Morfydd Llwyn Owen (1891-1918)
One of the greatest musical talents yet seen in Wales, Morfydd Owen was born at Treforest in South Wales in 1891. Both her father, an accountant, and her mother were accomplished amateur musicians, and Morfydd showed great musical talent at an early age. Whilst still in her teens she performed professionally as soloist in the Grieg Piano Concerto.
She studied composition privately with Dr David Evans for two years before winning a scholarship to Cardiff University and being admitted formally to his composition class. Her first published work appeared in 1909. Altogether, twenty of Morfydd’s compositions were premièred at student recitals in Cardiff. Upon graduation, she proceeded to the Royal Academy in London where her impact was swift and impressive. Under the guidance of her professor, Frederick Corder, Morfydd generated a stream of new music which dominated showcase programmes for young composers and elicited unanimous praise from the review columns of London newspapers.
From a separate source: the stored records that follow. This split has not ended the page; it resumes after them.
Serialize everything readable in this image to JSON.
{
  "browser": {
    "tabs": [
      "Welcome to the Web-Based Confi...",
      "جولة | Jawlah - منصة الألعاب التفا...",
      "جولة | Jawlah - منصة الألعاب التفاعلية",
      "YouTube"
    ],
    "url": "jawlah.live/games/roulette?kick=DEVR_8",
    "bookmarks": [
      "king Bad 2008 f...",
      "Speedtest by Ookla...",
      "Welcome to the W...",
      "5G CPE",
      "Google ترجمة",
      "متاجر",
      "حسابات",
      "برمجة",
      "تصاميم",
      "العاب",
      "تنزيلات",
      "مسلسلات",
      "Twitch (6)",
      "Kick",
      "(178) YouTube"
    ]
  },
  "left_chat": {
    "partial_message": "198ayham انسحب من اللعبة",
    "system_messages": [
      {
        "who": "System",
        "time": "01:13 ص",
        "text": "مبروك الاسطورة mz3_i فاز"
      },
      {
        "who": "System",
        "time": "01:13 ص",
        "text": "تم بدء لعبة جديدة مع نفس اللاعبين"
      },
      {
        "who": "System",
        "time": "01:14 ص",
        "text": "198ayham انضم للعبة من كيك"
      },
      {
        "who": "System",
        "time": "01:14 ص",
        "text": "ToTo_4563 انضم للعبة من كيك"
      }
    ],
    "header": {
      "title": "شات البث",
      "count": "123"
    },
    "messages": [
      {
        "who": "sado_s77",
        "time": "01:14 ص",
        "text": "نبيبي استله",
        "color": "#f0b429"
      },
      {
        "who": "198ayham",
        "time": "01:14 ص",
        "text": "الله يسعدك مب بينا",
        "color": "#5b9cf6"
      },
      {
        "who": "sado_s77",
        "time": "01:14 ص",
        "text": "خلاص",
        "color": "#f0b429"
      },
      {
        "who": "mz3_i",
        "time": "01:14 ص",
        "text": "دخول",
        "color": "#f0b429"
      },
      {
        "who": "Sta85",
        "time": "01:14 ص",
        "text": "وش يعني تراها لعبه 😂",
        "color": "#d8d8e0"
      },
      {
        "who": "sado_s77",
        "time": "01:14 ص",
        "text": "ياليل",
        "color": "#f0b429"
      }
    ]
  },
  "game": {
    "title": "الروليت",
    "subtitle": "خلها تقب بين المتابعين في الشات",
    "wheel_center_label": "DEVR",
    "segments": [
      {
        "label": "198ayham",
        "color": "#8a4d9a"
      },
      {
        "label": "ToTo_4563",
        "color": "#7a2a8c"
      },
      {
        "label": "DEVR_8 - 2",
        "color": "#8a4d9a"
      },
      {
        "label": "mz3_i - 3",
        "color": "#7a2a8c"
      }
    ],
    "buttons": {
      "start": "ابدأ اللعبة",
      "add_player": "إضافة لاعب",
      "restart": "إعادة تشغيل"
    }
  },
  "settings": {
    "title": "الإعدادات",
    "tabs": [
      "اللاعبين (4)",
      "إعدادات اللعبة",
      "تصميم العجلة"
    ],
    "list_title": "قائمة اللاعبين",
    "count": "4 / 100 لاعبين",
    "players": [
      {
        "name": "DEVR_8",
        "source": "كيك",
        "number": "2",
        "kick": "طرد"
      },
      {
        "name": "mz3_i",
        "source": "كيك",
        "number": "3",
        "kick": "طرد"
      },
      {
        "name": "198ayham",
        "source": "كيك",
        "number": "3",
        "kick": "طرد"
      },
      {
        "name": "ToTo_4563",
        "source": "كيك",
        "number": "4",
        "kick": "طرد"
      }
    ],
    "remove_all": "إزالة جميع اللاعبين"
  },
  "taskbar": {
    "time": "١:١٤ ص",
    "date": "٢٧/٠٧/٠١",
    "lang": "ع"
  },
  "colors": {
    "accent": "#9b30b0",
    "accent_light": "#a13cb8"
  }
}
Morfydd also accumulated a steady stream of scholarships and awards, including the blue-riband award – the Charles Lucas Silver Medal for composition, for her Nocturne in D flat for large orchestra, described at the time as the most original student work ever heard at that Institution. Her record of distinction at the Academy is as yet unequalled.
Morfydd was appointed to the teaching staff at the Academy, and began what promised to be a brilliant career as both singer and composer. Tragically, this promise was to be cut short by her death from appendicitis a month short of her 27th birthday in 1918. The previous year, she had married the famous psycho-analyst Dr Ernest Jones.
In just over 10 years, she produced some 180 compositions, instrumental, choral, and orchestral; and at the heart of her work, some one hundred songs. Surprisingly for a Welsh composer of that time, sacred music formed only a small part of her output – 22 hymn tunes and a few anthems. However, she remains best known in Wales for her stunning setting of the Welsh hymn ‘Gweddi y Pechadur’ (The Sinner’s Prayer).
Morfydd Owen was a beautiful and romantic young woman, and her emotions are expressed freely in her music. Many of her works are advanced and innovative, and often astonishingly beautiful. As a singer herself, she composed with an especial understanding of the mezzo-soprano voice. [from Oriana Publications]